Riverside vaccination update

Employees walk across the overpass at Riverside Medical Center earlier this week. As both Riverside and AMITA Health St. Mary’s Hospital inch closer to their vaccine mandate deadlines for employees, the compliance rates are climbing. There continues, however, to be employees who say they will not comply with the mandate regardless of whether or not it will mean they lose their jobs. READ MORE.

KANKAKEE — The number of Riverside Healthcare employees seeking to continue working for the organization without becoming vaccinated against COVID-19 increased to 57 on Friday.

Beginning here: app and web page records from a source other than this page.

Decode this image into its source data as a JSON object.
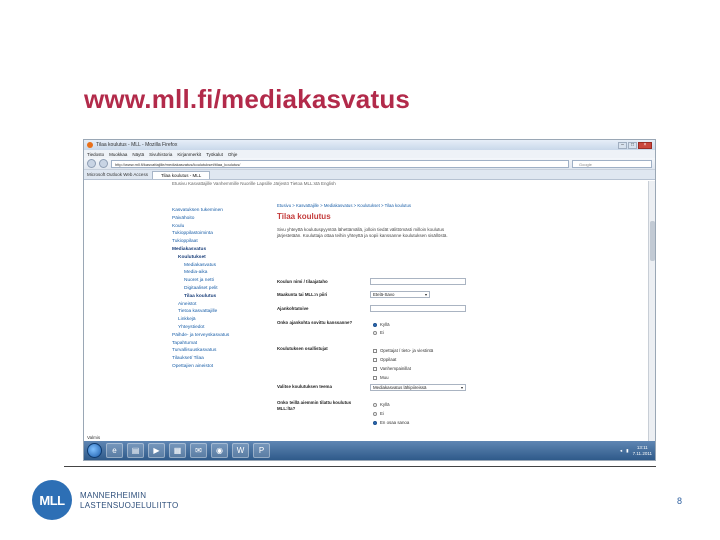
{
  "slide": {
    "title": "www.mll.fi/mediakasvatus",
    "page_number": "8",
    "org_logo_text": "MLL",
    "org_name_line1": "MANNERHEIMIN",
    "org_name_line2": "LASTENSUOJELULIITTO"
  },
  "browser": {
    "window_title": "Tilaa koulutus - MLL - Mozilla Firefox",
    "menu": [
      "Tiedosto",
      "Muokkaa",
      "Näytä",
      "Sivuhistoria",
      "Kirjanmerkit",
      "Työkalut",
      "Ohje"
    ],
    "url": "http://www.mll.fi/kasvattajille/mediakasvatus/koulutukset/tilaa_koulutus/",
    "search_placeholder": "Google",
    "bookmark": "Microsoft Outlook Web Access",
    "tab_label": "Tilaa koulutus - MLL",
    "status_text": "Valmis"
  },
  "page": {
    "topnav": "Etusivu  Kasvattajille  Vanhemmille  Nuorille  Lapsille  Järjestö  Tietoa MLL:stä  English",
    "sidebar": [
      {
        "label": "Kasvatuksen tukeminen",
        "level": 0,
        "bold": false
      },
      {
        "label": "Päivähoito",
        "level": 0,
        "bold": false
      },
      {
        "label": "Koulu",
        "level": 0,
        "bold": false
      },
      {
        "label": "Tukioppilastoiminta",
        "level": 0,
        "bold": false
      },
      {
        "label": "Tukioppilaat",
        "level": 0,
        "bold": false
      },
      {
        "label": "Mediakasvatus",
        "level": 0,
        "bold": true
      },
      {
        "label": "Koulutukset",
        "level": 1,
        "bold": true
      },
      {
        "label": "Mediakasvatus",
        "level": 2,
        "bold": false
      },
      {
        "label": "Media-aika",
        "level": 2,
        "bold": false
      },
      {
        "label": "Nuoret ja netti",
        "level": 2,
        "bold": false
      },
      {
        "label": "Digitaaliset pelit",
        "level": 2,
        "bold": false
      },
      {
        "label": "Tilaa koulutus",
        "level": 2,
        "bold": true
      },
      {
        "label": "Aineistot",
        "level": 1,
        "bold": false
      },
      {
        "label": "Tietoa kasvattajille",
        "level": 1,
        "bold": false
      },
      {
        "label": "Linkkejä",
        "level": 1,
        "bold": false
      },
      {
        "label": "Yhteystiedot",
        "level": 1,
        "bold": false
      },
      {
        "label": "Päihde- ja terveyskasvatus",
        "level": 0,
        "bold": false
      },
      {
        "label": "Tapahtumat",
        "level": 0,
        "bold": false
      },
      {
        "label": "Turvallisuuskasvatus",
        "level": 0,
        "bold": false
      },
      {
        "label": "Tilaukset/ Tilaa",
        "level": 0,
        "bold": false
      },
      {
        "label": "Opettajien aineistot",
        "level": 0,
        "bold": false
      }
    ],
    "breadcrumb": "Etusivu > Kasvattajille > Mediakasvatus > Koulutukset > Tilaa koulutus",
    "heading": "Tilaa koulutus",
    "intro": "Sivu yhteyttä koulutuspyyntöä lähettämällä, jolloin tiedät välittömästi milloin koulutus järjestetään. Kouluttaja ottaa teihin yhteyttä ja sopii kanssanne koulutuksen sisällöstä.",
    "form": {
      "organization_label": "Koulun nimi / tilaajataho",
      "region_label": "Maakunta tai MLL:n piiri",
      "region_value": "Etelä-Savo",
      "date_label": "Ajankohtatoive",
      "already_label": "Onko ajankohta sovittu kanssanne?",
      "already_options": [
        "Kyllä",
        "Ei"
      ],
      "audience_label": "Koulutuksen osallistujat",
      "audience_options": [
        "Opettajat / tieto- ja viestintä",
        "Oppilaat",
        "Vanhempainillat",
        "Muu"
      ],
      "topic_label": "Valitse koulutuksen teema",
      "topic_value": "Mediakasvatus lähipiireissä",
      "previous_label": "Onko teillä aiemmin tilattu koulutus MLL:lta?",
      "previous_options": [
        "Kyllä",
        "Ei",
        "En osaa sanoa"
      ]
    }
  },
  "taskbar": {
    "clock_time": "13:11",
    "clock_date": "7.11.2011"
  }
}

In an emergency hearing Friday, Riverside did not object to 53 employees being added to the temporary restraining order issued earlier in the week by Kankakee County Circuit Court Associate Judge Nancy Nicholson.

That restraining order originally covered five nurses who were set to either be fired or suspended by Riverside after Sunday for not gaining the vaccination.

The restraining order maintains the employees’ work status until Jan. 11.

Other workers facing the vaccination requirement, who have been determined by Riverside as unwilling to be vaccinated, will be suspended as of this weekend. That circumstance is likely driving people to be part of the temporary restraining order.

Riverside employees required to become vaccinated must move in that direction now to maintain their employment, according to Riverside’s vaccination plan, which it announced to employees on Aug. 27.

Unvaccinated employees who have not gained a hospital vaccine exemption have until Sunday to get that accomplished. If not, the employees will be placed on a two-week unpaid suspension, according to Riverside’s policy. Following that, they will then be fired.

There were 56 employees who wished to be added.

Riverside’s attorney, Michael Phillips, requested three of the 56 employees be dismissed from the law suit.

Phillips said two of the three would not face termination or suspension. He told Nicholson he could not disclose the reasons.

The third one works for a company that Riverside has contracted with to supply employees.

One of the original plaintiffs — Carmen Wymore — was voluntarily dismissed from the complaint. She has found alternate employment and has resigned from Riverside effective Oct. 31, according to documents.

The fate of the temporary restraining order will likely be determined on Jan. 11, 2022, when Nicholson will hold a hearing on the employees’’ motion for a preliminary injunction to extend protection for the employees.

“This is another great outcome in court today,” Liberty Justice Center managing attorney Daniel Suhr said.

Liberty Justice represents the 57 Riverside employees.

“For these 57 employees, they will be able to show up for their job (Monday) and not be compromised. There is still a substantial number of people who will be out of a job come Monday.

“My hope is that Riverside Healthcare comes to its senses and allows them to continue serving patients.”

Riverside Healthcare said in a statement:

“We continue to be committed to the belief that requiring our employees to be vaccinated will allow us to provide the safest environment for our patients and staff. The criteria we are using to guide our decisions on exemptions is fair, justified and clearly focused on protecting the health and safety of our patients and workforce.

“While we are disappointed some employees have chosen not to comply with our vaccine policy, we understand and respect their viewpoint and we will, of course, comply with the court’s ruling.

“We are encouraged that with the Illinois legislature’s approval of the amendment to the Healthcare Right of Conscious Act we will ultimately have a decision that aligns with our desire to make patient safety the top priority.”

During the Illinois Legislature’s veto session this week, legislators approved an amendment to the Health Care Right of Conscience Act that allows an employer to fire a worker for noncompliance with COVID-19 vaccine or test requirements.

The change was requested by Governor J.B. Pritzker and Illinois Attorney General Kwame Raoul. It now awaits Pritzker’s signature.

The HCRC Act currently prohibits discrimination against anyone for their “conscientious refusal to receive, obtain, accept, perform, assist, counsel, suggest, recommend, refer or participate in any way in any particular form of health care services contrary to his or her conscience.”

The bill passed Thursday adds language stating that it is not a violation of the law for an employer “to take any measures or impose any requirements …intended to prevent contraction or transmission of COVID-19.”

Jeff Bonty is a reporter for The Daily Journal. He can be reached at jbonty@daily-journal.com and 815-937-3366.


Jeff Bonty has worked for The Daily Journal since September 1986, starting in the sports department before moving to news reporting in 2002. He's a native of Indiana and graduate of Purdue University. His email is jbonty@daily-journal.com.